An introduction to research concepts and techniques for University of Redlands students in fine, literary and performing arts, developed as an Open Educational Resource (OER)

Learning objective

  • Identify elements of peer review that improve the quality and significance of research published in scholarly journals.

Question to consider

What makes a person credible to answer questions about a topic you're studying for class?

Peer Review in Three Minutes

This tutorial created by North Carolina State University Libraries offers a basic overview of peer review.

Activity: Compare editorial policies

The editorial boards of scholarly journals are responsible for establishing peer review practices and maintaining the integrity of the journal's review process.

Journals typically post information about the review process and submission policies on their websites. Authors trying to decide where to submit their scholarly or creative work use these statements to determine which journal is a good fit for them.

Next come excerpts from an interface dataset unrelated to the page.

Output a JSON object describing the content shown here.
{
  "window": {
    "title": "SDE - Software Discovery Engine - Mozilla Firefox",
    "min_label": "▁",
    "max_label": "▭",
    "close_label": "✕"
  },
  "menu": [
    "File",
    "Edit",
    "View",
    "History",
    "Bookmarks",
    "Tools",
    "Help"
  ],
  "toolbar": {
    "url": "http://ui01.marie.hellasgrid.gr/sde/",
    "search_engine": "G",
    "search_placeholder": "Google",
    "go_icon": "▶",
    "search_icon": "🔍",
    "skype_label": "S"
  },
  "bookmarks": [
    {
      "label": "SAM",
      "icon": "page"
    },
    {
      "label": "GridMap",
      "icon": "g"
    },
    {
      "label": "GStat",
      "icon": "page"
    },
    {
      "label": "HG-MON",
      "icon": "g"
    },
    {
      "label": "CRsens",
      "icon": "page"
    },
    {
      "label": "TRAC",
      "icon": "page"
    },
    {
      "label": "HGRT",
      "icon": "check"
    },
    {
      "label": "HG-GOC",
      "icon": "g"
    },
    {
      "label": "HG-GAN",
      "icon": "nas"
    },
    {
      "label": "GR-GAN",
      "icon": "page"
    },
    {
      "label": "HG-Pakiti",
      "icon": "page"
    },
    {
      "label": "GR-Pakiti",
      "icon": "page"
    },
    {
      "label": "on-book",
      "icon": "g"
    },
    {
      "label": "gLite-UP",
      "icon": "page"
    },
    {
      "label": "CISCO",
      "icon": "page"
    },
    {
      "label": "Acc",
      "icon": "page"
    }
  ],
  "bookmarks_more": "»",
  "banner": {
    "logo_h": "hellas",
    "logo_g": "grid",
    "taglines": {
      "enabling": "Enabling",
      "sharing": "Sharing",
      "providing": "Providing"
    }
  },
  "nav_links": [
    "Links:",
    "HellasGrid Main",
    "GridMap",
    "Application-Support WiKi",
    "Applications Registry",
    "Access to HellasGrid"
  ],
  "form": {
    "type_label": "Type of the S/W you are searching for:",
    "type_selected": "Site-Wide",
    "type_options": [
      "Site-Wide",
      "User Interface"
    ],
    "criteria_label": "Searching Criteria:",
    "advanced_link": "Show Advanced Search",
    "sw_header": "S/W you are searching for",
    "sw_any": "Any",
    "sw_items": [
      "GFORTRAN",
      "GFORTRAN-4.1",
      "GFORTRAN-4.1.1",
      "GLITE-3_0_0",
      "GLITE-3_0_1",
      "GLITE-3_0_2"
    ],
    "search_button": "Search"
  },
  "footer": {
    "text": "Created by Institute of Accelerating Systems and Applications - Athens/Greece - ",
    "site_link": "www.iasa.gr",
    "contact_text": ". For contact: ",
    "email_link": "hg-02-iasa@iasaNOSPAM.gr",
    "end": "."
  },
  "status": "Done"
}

As a researcher, you can always look up a journal's website to see if it is peer reviewed and what process they use.

Look over these examples of journals' submission and review policies. How do they compare with what you learned about peer review in the NC State video?

Check your understanding

Key points

  • Peer review is a process for improving the quality and significance of academic research.
  • Peer review relies on the integrity of editors and reviewers to offer constructive feedback and make fair assessments of the quality of the work submitted for review.
  • Academic journals typically post information about their submission and review processes on their website.